During his lifetime Mal Waldron teamed with some great jazz musicians, including Billie Holiday. He was never afraid of taking chances with his music, often flying in the face of convention. He chose to express himself in modes that gave unusual shape and texture to his compositions. Those traits are in evidence here. In one of his last recordings, he finds the right complement in another singer, Judi Silvano, who gives voice to song with an assurance that delves deep into the pith of the words.
Waldron’s music can take unusual twists. He can jump into the angular with a quick turn while coasting along a straight line. He can loosen whorls of sound, the bass thundering and then glide into the middle register. In the quieter moments he creates textures bathed in deep emotional beauty, of which “Soul Eyes” is the exemplar here, his playing setting the mood for Silvano who wraps herself round it for a stunning piece of work.
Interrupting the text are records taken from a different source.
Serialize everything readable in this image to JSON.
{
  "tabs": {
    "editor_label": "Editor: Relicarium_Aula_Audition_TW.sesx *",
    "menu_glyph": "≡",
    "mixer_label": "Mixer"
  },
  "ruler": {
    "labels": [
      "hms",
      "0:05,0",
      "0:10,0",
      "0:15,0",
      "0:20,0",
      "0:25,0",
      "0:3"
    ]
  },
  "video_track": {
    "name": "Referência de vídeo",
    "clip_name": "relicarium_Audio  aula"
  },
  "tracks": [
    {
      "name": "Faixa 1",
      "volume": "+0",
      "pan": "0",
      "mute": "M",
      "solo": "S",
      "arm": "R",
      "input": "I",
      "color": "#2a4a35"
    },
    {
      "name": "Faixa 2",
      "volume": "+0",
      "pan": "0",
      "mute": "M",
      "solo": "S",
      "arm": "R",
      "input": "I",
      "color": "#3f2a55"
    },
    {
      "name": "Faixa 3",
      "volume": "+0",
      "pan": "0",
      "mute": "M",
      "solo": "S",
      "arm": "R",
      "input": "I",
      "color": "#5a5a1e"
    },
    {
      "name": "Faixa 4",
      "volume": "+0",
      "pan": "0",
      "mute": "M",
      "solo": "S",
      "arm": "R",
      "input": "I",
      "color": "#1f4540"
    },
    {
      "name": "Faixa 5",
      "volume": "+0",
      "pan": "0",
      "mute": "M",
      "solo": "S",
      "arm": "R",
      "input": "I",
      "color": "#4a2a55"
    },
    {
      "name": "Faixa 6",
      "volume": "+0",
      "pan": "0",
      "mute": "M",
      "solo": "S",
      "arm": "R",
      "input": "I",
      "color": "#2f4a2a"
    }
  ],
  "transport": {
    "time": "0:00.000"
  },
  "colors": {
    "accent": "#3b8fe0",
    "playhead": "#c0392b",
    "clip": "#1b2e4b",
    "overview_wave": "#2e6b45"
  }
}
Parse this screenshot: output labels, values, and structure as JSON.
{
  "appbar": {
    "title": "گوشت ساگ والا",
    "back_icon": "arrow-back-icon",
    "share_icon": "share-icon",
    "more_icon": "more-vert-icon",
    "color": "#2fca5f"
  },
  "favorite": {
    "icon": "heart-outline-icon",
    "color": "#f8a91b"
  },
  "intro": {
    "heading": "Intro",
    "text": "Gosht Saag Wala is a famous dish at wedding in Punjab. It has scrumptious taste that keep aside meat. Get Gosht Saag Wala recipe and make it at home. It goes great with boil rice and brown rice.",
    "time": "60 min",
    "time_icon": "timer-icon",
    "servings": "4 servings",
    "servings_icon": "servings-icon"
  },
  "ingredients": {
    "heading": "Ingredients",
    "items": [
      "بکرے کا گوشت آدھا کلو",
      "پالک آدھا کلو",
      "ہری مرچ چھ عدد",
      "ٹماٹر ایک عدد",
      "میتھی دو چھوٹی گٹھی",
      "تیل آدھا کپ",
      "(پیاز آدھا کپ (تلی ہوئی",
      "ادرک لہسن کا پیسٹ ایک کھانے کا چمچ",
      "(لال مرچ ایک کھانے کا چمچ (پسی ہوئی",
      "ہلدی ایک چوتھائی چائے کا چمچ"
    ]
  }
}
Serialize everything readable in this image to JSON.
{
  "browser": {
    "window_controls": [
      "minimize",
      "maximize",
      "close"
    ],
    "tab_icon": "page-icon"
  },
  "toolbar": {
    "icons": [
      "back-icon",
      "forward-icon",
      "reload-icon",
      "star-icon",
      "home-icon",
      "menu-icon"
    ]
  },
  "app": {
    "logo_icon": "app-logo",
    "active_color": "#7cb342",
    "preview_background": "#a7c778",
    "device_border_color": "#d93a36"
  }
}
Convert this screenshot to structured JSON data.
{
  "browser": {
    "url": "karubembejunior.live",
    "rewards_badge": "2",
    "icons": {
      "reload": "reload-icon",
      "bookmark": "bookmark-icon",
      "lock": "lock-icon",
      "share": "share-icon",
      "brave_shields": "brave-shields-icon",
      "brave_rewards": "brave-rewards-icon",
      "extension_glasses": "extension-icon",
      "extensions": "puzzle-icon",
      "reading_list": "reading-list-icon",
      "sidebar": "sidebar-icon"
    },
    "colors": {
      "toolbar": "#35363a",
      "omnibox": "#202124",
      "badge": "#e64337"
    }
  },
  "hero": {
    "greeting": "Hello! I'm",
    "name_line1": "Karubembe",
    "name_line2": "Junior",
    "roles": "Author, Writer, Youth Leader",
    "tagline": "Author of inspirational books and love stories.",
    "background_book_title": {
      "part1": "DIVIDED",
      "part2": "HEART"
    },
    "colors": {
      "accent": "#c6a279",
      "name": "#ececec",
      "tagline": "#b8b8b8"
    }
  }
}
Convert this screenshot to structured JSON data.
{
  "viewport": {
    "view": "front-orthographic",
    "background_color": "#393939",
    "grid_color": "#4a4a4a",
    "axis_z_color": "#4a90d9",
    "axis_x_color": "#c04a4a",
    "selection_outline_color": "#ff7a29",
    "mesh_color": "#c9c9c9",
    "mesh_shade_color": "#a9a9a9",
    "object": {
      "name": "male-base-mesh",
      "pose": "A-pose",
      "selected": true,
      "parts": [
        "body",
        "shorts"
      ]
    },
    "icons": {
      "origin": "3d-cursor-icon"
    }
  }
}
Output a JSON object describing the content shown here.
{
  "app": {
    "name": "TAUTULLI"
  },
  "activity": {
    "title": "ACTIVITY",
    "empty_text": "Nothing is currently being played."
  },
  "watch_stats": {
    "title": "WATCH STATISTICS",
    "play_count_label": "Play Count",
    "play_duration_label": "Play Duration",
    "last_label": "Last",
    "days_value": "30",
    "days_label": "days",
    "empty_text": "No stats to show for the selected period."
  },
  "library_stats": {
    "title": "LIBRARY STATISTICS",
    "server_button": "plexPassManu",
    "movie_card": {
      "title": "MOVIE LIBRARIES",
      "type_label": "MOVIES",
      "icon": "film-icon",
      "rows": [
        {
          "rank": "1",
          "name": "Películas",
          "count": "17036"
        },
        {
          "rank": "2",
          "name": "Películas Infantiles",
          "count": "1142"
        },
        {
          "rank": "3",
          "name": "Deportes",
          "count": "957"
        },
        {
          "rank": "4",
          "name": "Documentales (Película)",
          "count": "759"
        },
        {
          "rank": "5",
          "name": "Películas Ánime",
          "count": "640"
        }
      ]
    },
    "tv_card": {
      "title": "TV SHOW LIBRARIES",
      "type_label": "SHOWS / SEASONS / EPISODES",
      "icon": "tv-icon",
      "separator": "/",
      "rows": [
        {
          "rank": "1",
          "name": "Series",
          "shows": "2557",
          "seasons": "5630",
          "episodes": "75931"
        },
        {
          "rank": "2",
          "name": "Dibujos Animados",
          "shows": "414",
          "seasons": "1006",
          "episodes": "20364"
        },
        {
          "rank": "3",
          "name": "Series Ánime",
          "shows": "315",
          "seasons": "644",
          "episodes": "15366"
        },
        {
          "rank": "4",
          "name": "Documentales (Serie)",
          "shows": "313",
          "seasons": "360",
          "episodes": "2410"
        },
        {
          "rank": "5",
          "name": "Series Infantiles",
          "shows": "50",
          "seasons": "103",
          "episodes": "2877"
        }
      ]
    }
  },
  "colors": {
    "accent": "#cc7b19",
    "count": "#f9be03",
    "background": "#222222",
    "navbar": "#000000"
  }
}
Silvano has a pliable voice, the timbre deep and warm. She builds atmosphere convincingly, making loneliness a wrenching experience on “Finding My Love”. The dense permutations of “Eyes On You" serve to spotlight her vocalese, with Waldron casting a spell through jagged lines that slip into a cascade before coming back full circle. Silvano can also whoop it up, scatting with verve and abandon while doing some “Cattin’”, even if the vocals are overdubbed and layered.
Oddly enough the last song here, “Mal Waldron,” is a tribute from Silvano and Joe Lovano that succinctly encapsulates his presence on the scene. It turns out to be an appropriate eulogy.
I love jazz because it swings.
I was first exposed to jazz in Houston.
I met Joe LoCascio and Bob Henschen.
The best show I ever attended was Pat Martino.
The first jazz record I bought was Time Out by the Dave Brubeck Quartet.
My advice to new listeners is to relax on 2 and 4 beats.